Historically, North Carolina’s law of non-competition agreements has prohibited a court from “drafting a new contract for the parties” where it finds an overly broad non-compete agreement. A court has been limited to striking distinctly separable parts of a non-compete agreement, if it found them overbroad, it could not revise or rewrite the offending covenant —a limited “blue pencil” doctrine. Now, a divided panel of the North Carolina Court of Appeals may have partially erased this strict rejection of the full “blue pencil” doctrine in Beverage Sys. of the Carolinas, LLC v. Associated Beverage Repair, LLC, et al., No. COA 14-185 (Aug. 5, 2014), to allow courts greater flexibility in adjudicating non-competition disputes.
The parties executed a non-competition agreement in tandem with the plaintiff’s purchase of the defendant’s business.
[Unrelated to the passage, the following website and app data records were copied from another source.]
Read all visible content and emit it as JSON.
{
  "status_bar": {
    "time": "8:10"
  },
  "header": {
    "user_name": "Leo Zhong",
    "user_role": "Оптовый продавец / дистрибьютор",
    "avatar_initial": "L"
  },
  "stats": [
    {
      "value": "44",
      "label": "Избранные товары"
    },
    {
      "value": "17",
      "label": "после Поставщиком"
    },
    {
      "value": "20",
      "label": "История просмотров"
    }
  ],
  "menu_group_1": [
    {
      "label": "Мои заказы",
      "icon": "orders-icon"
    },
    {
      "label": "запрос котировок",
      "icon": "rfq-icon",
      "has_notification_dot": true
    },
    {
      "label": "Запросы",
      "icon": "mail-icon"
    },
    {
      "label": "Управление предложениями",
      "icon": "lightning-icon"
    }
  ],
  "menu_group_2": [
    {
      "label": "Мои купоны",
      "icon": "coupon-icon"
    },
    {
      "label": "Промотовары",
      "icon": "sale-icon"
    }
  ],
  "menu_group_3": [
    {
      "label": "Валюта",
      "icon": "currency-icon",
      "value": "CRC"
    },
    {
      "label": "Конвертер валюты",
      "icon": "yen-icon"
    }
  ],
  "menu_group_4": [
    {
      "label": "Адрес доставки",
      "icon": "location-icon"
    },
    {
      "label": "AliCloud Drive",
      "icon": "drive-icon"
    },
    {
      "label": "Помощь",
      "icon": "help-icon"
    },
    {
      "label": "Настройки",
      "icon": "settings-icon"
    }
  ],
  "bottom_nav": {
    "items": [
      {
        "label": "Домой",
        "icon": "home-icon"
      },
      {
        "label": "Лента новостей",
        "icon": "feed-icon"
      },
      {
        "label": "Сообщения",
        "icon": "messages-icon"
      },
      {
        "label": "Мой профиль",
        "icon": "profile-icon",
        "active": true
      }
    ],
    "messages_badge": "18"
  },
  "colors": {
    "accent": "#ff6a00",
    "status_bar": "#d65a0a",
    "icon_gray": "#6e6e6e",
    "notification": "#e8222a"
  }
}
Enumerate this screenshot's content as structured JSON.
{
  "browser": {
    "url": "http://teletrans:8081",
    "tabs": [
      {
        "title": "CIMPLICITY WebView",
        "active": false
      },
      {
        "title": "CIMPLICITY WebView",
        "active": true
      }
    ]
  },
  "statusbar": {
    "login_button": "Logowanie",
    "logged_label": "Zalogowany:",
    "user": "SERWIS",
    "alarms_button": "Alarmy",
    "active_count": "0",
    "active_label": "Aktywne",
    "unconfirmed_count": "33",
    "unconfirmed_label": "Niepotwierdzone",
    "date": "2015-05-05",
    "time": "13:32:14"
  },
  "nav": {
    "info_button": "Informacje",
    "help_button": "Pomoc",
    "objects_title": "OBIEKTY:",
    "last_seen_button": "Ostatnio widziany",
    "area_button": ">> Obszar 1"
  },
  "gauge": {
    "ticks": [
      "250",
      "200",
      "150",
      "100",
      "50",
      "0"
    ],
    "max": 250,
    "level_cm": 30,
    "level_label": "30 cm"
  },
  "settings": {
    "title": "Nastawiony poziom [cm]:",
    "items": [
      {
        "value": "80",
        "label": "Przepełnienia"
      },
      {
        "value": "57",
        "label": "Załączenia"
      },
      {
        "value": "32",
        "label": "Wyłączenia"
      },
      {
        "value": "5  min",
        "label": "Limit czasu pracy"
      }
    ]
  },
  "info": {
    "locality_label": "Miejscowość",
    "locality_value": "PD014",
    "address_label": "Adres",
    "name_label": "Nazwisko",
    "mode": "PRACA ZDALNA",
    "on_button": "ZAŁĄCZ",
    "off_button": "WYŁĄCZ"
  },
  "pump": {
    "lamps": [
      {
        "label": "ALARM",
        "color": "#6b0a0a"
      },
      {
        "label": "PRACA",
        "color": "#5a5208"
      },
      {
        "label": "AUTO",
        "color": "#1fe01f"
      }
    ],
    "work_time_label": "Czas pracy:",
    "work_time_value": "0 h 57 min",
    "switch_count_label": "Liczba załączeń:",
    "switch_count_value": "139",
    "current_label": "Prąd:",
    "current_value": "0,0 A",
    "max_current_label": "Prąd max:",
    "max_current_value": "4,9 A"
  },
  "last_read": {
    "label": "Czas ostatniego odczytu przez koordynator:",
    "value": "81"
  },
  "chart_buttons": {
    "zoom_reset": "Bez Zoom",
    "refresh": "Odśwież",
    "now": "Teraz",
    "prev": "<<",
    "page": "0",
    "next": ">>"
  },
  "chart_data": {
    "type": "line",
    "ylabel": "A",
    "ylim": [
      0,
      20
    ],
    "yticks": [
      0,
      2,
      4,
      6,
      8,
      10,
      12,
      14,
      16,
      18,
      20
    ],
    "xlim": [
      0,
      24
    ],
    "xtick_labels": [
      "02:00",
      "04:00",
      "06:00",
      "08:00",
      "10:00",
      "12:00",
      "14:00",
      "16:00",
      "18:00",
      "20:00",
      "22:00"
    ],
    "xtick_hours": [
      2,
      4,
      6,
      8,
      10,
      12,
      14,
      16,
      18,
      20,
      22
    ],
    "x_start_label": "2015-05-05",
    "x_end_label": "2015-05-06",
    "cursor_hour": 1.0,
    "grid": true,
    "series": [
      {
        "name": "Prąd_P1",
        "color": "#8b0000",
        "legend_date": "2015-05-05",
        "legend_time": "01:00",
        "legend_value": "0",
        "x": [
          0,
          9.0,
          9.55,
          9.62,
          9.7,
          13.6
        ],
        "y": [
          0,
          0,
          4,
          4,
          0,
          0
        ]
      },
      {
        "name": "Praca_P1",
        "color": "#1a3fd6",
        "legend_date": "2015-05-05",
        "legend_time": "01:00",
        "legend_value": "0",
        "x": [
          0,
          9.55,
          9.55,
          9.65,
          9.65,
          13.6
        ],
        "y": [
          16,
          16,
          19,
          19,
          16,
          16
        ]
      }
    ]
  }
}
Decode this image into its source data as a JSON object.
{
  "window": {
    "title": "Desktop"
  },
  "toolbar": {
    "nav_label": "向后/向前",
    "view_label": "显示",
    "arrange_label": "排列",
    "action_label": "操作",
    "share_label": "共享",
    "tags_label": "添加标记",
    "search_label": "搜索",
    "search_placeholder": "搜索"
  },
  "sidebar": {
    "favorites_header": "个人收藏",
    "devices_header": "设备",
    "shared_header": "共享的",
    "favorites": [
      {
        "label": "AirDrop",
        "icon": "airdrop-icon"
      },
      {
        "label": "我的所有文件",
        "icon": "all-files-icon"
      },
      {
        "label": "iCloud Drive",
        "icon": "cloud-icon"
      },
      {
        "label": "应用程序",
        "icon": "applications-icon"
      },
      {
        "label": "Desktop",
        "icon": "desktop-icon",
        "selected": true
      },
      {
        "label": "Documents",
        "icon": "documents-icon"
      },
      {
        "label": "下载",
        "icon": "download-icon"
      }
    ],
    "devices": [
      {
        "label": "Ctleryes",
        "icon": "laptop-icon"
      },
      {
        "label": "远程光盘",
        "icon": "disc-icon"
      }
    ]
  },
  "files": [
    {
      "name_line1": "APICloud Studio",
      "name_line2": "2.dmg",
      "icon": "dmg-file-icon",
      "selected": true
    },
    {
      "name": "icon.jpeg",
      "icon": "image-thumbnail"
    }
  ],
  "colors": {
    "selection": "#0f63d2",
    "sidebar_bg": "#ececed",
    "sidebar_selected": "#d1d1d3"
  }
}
The agreement specifically provided that a court could revise and refine its duration, scope, or geographic area in the event any of its provisions were determined to be overly broad. After the plaintiff discovered that the defendant created a competing company immediately after the sale, he brought suit.
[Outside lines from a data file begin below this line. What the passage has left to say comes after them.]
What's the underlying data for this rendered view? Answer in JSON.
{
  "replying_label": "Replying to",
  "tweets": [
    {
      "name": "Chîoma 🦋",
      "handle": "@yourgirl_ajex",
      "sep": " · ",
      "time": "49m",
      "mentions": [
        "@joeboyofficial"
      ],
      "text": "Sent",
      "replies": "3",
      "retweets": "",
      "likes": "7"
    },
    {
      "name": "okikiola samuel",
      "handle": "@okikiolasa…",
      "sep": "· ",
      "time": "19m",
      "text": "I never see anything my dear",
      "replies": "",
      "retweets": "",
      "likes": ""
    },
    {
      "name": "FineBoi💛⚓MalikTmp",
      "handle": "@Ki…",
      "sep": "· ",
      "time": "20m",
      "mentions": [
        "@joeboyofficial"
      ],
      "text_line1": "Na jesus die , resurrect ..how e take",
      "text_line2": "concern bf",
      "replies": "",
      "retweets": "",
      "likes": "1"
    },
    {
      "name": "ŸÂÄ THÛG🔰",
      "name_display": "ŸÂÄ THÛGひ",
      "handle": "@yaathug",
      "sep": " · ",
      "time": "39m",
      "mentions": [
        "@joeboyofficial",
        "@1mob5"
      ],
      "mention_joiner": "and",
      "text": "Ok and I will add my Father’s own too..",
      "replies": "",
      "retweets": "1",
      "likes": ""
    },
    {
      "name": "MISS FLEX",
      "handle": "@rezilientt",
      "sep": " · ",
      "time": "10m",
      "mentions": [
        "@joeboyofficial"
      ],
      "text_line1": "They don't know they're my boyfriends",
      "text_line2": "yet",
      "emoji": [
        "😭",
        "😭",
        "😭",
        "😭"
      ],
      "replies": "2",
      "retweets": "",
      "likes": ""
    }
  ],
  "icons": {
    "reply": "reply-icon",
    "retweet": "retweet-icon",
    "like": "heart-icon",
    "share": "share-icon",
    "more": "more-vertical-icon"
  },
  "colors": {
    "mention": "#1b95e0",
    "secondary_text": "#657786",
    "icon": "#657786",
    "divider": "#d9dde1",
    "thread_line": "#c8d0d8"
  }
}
The trial court found the non-compete agreement’s description of the geographic area, which was not limited to places where the defendant had former customers, was overly broad, covering more territory than was necessary to protect the plaintiff’s legitimate business interests — the maintenance of the plaintiff’s customer relationships. But rather than exercise the authority granted in the non-compete agreement to redraft and limit the description of the geographic area, the trial court left it as it was and determined the clause to be unenforceable. The trial court relied on North Carolina’s long-established, limited blue pencil doctrine in support of its reluctance to rewrite the agreement.
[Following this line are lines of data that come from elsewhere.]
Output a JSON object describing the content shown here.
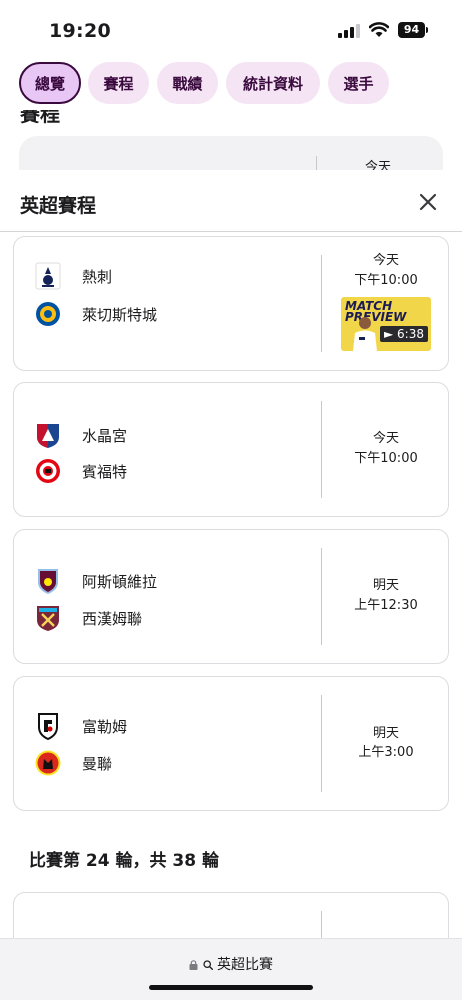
{
  "status_bar": {
    "time": "19:20",
    "battery": "94"
  },
  "tabs": [
    {
      "label": "總覽",
      "active": true
    },
    {
      "label": "賽程",
      "active": false
    },
    {
      "label": "戰績",
      "active": false
    },
    {
      "label": "統計資料",
      "active": false
    },
    {
      "label": "選手",
      "active": false
    }
  ],
  "background": {
    "heading": "賽程",
    "first_card_time": "今天"
  },
  "sheet": {
    "title": "英超賽程",
    "close_icon": "close-icon",
    "matches": [
      {
        "home": "熱刺",
        "away": "萊切斯特城",
        "day": "今天",
        "time": "下午10:00",
        "preview": {
          "title_line1": "MATCH",
          "title_line2": "PREVIEW",
          "duration": "► 6:38"
        }
      },
      {
        "home": "水晶宮",
        "away": "賓福特",
        "day": "今天",
        "time": "下午10:00"
      },
      {
        "home": "阿斯頓維拉",
        "away": "西漢姆聯",
        "day": "明天",
        "time": "上午12:30"
      },
      {
        "home": "富勒姆",
        "away": "曼聯",
        "day": "明天",
        "time": "上午3:00"
      }
    ],
    "round_heading": "比賽第 24 輪，共 38 輪"
  },
  "browser": {
    "url": "英超比賽"
  },
  "colors": {
    "tab_bg": "#f4e4f4",
    "tab_active_bg": "#e9c7f5",
    "tab_text": "#3a0a3e"
  }
}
On appeal, a majority of the North Carolina Court of Appeals, in an opinion written by Judge Robert C. Hunter, reasoned that a trial court’s ability to go beyond the restrictions of the “blue pencil” doctrine, specifically in a sale-of-business context, made “good business sense and better protects both a seller’s and purchaser’s interests in the sale of a business.” Finding North Carolina courts have indicated a willingness to recognize and enforce a revised non- compete, Outdoor Lighting Perspectives Franchising, Inc. v. Harders, 747 S.E.2d 256 (2013), the Court distinguished Beverage Sys. from prior cases because the non-competition agreement at issue expressly authorized a court to revise the agreement. It determined that non-competes drafted pursuant to the sale of a business are afforded more latitude than those arising out of the employment relationship since the parties were in relatively equal bargaining positions. Therefore, the Court ruled the trial court should have exercised its power to revise the offend- ing geographic provision to make the agreement enforceable. It remanded the case to the trial court to do so.
Whether Beverage Sys. will be appealed to the North Carolina Supreme Court remains to be seen. The North Carolina Supreme Court historically is more conservative with regard to the enforcement of non-competition agreements than the Court of Appeals. Moreover, it is unlikely that the reasoning in Beverage Sys. would be applied to non-compete agreements arising outside the context of a sale of a business. Regardless, North Carolina employers may be well-served to include a modification provision in their non-compete agreements expressly authorizing court modification so that this argument is available in the event the original covenant is determined to be overbroad.